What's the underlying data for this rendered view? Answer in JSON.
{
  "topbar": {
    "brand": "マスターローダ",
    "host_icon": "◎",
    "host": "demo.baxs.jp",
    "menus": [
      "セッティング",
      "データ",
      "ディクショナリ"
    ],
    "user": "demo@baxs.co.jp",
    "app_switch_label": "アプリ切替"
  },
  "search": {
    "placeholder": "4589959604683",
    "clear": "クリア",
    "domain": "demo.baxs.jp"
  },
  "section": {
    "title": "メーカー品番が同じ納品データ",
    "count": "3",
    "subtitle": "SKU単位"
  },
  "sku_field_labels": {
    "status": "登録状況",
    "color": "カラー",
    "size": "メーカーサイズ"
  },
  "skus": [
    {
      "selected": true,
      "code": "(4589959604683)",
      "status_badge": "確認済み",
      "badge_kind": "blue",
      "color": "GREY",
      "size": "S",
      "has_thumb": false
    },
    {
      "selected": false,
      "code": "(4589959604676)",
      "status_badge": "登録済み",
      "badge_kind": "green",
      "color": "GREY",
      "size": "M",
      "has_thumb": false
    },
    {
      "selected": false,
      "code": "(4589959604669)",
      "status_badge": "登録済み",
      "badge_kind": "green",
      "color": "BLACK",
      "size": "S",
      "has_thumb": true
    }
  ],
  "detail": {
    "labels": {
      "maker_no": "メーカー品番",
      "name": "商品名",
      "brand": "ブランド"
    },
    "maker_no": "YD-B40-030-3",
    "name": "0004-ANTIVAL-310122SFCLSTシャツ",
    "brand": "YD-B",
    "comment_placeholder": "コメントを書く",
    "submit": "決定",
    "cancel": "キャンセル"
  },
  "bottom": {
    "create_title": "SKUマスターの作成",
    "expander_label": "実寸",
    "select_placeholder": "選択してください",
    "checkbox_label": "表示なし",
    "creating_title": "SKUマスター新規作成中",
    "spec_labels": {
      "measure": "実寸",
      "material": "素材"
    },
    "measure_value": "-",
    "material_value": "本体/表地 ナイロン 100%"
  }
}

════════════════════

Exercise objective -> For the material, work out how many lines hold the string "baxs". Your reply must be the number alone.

Answer space -> 3